━━━━━ Entries shown ━━━━━

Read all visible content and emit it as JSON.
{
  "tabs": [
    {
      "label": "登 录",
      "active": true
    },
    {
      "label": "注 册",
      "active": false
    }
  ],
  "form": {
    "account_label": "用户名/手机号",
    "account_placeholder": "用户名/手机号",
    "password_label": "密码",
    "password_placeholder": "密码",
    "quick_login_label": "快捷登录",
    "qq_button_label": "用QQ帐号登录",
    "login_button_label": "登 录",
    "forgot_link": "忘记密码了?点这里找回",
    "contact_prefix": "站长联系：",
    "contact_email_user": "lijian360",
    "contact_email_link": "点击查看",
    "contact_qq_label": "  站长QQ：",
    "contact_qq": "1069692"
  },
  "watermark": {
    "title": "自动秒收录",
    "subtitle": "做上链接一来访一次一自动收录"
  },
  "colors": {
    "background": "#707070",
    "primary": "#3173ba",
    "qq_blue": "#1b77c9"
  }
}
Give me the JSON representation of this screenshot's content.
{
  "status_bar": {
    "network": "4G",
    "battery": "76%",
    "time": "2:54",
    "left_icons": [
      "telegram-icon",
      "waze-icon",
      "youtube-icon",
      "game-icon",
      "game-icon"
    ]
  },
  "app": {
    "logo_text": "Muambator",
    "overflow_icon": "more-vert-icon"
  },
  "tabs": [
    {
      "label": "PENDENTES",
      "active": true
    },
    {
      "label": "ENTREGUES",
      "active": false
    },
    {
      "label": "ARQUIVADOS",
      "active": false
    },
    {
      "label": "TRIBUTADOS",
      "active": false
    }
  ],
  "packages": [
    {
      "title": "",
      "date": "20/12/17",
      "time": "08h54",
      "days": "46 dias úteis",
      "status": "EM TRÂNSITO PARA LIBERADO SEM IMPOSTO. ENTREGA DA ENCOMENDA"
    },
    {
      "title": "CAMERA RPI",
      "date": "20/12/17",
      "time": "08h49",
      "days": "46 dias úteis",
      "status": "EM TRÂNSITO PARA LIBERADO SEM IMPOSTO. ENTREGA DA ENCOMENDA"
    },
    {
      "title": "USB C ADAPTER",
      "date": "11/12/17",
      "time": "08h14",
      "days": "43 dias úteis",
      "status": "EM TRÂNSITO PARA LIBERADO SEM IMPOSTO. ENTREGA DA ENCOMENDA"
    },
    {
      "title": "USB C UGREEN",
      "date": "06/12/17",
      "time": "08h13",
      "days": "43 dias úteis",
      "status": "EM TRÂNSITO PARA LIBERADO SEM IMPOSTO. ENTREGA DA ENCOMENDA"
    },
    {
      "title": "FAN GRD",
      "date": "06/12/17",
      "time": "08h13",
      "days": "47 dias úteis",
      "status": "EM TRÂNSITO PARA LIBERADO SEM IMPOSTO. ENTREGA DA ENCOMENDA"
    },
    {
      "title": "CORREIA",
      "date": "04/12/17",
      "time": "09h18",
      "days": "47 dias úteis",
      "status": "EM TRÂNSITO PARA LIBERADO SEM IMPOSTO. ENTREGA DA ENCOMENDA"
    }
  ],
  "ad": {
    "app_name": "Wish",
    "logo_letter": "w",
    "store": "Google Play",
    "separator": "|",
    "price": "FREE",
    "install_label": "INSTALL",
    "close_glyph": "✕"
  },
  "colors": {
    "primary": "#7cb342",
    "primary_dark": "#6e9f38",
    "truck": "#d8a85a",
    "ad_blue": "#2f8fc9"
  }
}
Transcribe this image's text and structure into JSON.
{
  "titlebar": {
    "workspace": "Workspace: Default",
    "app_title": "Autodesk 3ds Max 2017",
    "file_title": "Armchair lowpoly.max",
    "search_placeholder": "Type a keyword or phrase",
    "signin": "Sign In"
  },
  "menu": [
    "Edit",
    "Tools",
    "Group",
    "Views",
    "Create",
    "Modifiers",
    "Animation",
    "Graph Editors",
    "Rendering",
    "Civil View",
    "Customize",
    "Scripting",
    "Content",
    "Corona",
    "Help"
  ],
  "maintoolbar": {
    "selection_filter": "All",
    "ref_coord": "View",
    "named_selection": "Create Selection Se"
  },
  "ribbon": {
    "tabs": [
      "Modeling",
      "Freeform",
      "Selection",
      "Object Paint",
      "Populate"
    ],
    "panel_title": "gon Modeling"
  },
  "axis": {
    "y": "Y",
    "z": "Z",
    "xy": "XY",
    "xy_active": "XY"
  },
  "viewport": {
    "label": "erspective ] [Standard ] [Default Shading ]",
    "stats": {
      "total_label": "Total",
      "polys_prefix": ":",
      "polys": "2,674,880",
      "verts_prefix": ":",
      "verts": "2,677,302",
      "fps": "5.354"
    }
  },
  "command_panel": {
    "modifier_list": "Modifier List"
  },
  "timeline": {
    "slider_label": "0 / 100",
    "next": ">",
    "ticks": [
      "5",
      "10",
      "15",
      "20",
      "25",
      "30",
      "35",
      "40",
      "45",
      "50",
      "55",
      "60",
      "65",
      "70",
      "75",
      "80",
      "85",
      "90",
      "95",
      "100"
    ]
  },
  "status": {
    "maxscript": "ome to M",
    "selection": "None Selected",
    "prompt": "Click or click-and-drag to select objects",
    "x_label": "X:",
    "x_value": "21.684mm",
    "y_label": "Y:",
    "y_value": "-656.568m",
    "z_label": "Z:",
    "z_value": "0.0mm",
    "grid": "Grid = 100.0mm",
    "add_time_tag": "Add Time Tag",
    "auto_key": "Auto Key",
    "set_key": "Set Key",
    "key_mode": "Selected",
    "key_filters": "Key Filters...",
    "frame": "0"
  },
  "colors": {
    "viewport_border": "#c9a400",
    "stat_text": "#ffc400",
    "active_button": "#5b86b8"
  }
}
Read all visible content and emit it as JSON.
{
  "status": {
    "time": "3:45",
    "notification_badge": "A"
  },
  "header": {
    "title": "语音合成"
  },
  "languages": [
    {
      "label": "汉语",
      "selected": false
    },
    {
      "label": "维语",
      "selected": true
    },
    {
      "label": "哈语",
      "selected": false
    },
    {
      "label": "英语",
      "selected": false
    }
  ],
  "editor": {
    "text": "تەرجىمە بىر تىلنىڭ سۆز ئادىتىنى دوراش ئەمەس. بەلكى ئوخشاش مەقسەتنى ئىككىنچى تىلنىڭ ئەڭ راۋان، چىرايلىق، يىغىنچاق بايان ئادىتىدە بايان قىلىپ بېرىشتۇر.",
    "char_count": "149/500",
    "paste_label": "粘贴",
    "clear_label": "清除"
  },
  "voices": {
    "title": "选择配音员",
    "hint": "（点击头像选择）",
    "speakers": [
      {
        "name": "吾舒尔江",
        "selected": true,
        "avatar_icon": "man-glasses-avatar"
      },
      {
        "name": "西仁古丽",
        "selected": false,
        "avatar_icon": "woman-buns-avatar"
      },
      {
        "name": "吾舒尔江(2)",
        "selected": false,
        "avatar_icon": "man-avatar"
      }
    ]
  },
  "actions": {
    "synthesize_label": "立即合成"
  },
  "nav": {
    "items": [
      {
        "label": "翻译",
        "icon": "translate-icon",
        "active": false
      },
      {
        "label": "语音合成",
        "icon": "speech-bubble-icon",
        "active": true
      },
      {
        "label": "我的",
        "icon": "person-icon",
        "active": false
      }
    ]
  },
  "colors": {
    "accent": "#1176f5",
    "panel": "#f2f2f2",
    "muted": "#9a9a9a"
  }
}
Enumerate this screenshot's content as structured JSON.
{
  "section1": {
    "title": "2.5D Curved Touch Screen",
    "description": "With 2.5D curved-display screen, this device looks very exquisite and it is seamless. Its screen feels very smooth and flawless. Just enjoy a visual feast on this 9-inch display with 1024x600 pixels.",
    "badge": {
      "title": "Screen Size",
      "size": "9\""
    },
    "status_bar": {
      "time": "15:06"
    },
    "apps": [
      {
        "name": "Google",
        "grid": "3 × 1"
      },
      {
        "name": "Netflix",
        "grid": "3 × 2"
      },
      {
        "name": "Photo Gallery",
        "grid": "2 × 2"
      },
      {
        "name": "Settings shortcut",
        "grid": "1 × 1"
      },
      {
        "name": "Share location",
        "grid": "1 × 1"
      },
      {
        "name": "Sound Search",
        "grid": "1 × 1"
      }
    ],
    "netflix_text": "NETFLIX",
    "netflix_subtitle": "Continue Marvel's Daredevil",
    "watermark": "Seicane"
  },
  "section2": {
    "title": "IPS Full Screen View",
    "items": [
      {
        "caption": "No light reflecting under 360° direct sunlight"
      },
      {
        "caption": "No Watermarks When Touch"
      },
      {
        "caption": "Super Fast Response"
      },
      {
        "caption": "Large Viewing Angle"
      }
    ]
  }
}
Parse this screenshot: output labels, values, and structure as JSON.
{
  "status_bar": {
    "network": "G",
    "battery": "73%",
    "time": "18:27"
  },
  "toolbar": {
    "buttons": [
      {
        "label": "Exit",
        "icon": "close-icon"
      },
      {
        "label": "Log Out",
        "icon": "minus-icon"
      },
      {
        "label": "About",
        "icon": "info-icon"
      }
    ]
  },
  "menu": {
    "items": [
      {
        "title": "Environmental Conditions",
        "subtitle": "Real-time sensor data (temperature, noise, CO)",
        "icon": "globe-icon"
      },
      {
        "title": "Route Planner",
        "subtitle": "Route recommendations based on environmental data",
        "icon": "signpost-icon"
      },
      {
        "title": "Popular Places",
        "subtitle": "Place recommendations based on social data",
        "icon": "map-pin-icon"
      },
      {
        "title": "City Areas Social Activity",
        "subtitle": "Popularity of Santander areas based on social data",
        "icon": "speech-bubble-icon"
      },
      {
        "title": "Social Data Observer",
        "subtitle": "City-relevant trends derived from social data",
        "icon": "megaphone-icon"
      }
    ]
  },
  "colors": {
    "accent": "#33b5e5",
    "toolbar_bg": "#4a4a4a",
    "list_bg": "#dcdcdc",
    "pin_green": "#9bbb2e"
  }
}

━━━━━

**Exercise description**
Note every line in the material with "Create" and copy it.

**Response to this exercise**
    "Create",
    "named_selection": "Create Selection Se"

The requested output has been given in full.